__DATA UNDER STUDY__

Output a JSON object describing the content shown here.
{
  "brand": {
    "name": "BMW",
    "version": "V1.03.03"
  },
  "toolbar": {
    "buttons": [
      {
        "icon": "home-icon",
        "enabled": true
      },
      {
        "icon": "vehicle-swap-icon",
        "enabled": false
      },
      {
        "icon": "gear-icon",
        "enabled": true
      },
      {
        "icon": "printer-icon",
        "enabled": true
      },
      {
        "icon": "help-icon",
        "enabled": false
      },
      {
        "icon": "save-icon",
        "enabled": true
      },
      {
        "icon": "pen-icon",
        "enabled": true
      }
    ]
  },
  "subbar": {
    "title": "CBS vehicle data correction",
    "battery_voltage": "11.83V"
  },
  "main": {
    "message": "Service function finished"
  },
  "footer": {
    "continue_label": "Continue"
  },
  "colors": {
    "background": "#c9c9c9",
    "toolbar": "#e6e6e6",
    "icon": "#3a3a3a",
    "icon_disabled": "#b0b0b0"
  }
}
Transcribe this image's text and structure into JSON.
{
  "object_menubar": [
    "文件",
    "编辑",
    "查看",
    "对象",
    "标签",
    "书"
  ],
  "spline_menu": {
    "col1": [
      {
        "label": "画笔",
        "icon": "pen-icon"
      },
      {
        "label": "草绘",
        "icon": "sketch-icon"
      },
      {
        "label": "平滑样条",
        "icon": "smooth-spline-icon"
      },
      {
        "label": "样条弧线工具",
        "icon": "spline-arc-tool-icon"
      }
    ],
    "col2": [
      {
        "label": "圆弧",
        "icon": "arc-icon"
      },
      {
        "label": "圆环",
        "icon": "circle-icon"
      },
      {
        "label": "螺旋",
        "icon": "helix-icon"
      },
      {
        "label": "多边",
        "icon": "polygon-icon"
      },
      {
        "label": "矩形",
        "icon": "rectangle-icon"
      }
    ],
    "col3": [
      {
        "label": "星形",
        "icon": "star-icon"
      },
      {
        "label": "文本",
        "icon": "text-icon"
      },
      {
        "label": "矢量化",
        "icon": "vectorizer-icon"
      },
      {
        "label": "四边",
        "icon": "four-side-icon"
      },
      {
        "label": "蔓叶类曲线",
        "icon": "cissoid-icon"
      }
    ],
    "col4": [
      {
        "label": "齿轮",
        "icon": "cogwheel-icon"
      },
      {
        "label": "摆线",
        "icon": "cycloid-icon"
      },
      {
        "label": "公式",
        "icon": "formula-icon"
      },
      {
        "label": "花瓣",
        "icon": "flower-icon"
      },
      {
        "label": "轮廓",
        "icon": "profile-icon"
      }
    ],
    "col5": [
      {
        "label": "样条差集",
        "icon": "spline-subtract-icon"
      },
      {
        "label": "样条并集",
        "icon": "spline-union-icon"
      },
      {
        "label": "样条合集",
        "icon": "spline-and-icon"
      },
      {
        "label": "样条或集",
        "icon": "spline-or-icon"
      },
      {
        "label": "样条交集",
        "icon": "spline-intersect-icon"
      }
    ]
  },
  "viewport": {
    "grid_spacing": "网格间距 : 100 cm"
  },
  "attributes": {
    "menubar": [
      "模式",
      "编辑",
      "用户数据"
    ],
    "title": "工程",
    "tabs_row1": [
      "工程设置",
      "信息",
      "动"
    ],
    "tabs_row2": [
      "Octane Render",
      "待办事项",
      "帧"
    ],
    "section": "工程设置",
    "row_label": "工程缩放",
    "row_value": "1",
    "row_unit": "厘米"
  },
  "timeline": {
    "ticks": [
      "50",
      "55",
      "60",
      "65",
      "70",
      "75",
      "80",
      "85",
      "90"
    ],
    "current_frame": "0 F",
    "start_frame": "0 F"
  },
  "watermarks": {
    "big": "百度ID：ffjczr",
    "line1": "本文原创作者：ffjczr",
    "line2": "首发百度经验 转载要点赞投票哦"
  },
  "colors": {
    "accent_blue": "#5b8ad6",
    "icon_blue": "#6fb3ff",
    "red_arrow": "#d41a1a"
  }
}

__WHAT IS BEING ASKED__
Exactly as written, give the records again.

__EXPECTED ANSWER__
Output a JSON object describing the content shown here.
{
  "brand": {
    "name": "BMW",
    "version": "V1.03.03"
  },
  "toolbar": {
    "buttons": [
      {
        "icon": "home-icon",
        "enabled": true
      },
      {
        "icon": "vehicle-swap-icon",
        "enabled": false
      },
      {
        "icon": "gear-icon",
        "enabled": true
      },
      {
        "icon": "printer-icon",
        "enabled": true
      },
      {
        "icon": "help-icon",
        "enabled": false
      },
      {
        "icon": "save-icon",
        "enabled": true
      },
      {
        "icon": "pen-icon",
        "enabled": true
      }
    ]
  },
  "subbar": {
    "title": "CBS vehicle data correction",
    "battery_voltage": "11.83V"
  },
  "main": {
    "message": "Service function finished"
  },
  "footer": {
    "continue_label": "Continue"
  },
  "colors": {
    "background": "#c9c9c9",
    "toolbar": "#e6e6e6",
    "icon": "#3a3a3a",
    "icon_disabled": "#b0b0b0"
  }
}
Transcribe this image's text and structure into JSON.
{
  "object_menubar": [
    "文件",
    "编辑",
    "查看",
    "对象",
    "标签",
    "书"
  ],
  "spline_menu": {
    "col1": [
      {
        "label": "画笔",
        "icon": "pen-icon"
      },
      {
        "label": "草绘",
        "icon": "sketch-icon"
      },
      {
        "label": "平滑样条",
        "icon": "smooth-spline-icon"
      },
      {
        "label": "样条弧线工具",
        "icon": "spline-arc-tool-icon"
      }
    ],
    "col2": [
      {
        "label": "圆弧",
        "icon": "arc-icon"
      },
      {
        "label": "圆环",
        "icon": "circle-icon"
      },
      {
        "label": "螺旋",
        "icon": "helix-icon"
      },
      {
        "label": "多边",
        "icon": "polygon-icon"
      },
      {
        "label": "矩形",
        "icon": "rectangle-icon"
      }
    ],
    "col3": [
      {
        "label": "星形",
        "icon": "star-icon"
      },
      {
        "label": "文本",
        "icon": "text-icon"
      },
      {
        "label": "矢量化",
        "icon": "vectorizer-icon"
      },
      {
        "label": "四边",
        "icon": "four-side-icon"
      },
      {
        "label": "蔓叶类曲线",
        "icon": "cissoid-icon"
      }
    ],
    "col4": [
      {
        "label": "齿轮",
        "icon": "cogwheel-icon"
      },
      {
        "label": "摆线",
        "icon": "cycloid-icon"
      },
      {
        "label": "公式",
        "icon": "formula-icon"
      },
      {
        "label": "花瓣",
        "icon": "flower-icon"
      },
      {
        "label": "轮廓",
        "icon": "profile-icon"
      }
    ],
    "col5": [
      {
        "label": "样条差集",
        "icon": "spline-subtract-icon"
      },
      {
        "label": "样条并集",
        "icon": "spline-union-icon"
      },
      {
        "label": "样条合集",
        "icon": "spline-and-icon"
      },
      {
        "label": "样条或集",
        "icon": "spline-or-icon"
      },
      {
        "label": "样条交集",
        "icon": "spline-intersect-icon"
      }
    ]
  },
  "viewport": {
    "grid_spacing": "网格间距 : 100 cm"
  },
  "attributes": {
    "menubar": [
      "模式",
      "编辑",
      "用户数据"
    ],
    "title": "工程",
    "tabs_row1": [
      "工程设置",
      "信息",
      "动"
    ],
    "tabs_row2": [
      "Octane Render",
      "待办事项",
      "帧"
    ],
    "section": "工程设置",
    "row_label": "工程缩放",
    "row_value": "1",
    "row_unit": "厘米"
  },
  "timeline": {
    "ticks": [
      "50",
      "55",
      "60",
      "65",
      "70",
      "75",
      "80",
      "85",
      "90"
    ],
    "current_frame": "0 F",
    "start_frame": "0 F"
  },
  "watermarks": {
    "big": "百度ID：ffjczr",
    "line1": "本文原创作者：ffjczr",
    "line2": "首发百度经验 转载要点赞投票哦"
  },
  "colors": {
    "accent_blue": "#5b8ad6",
    "icon_blue": "#6fb3ff",
    "red_arrow": "#d41a1a"
  }
}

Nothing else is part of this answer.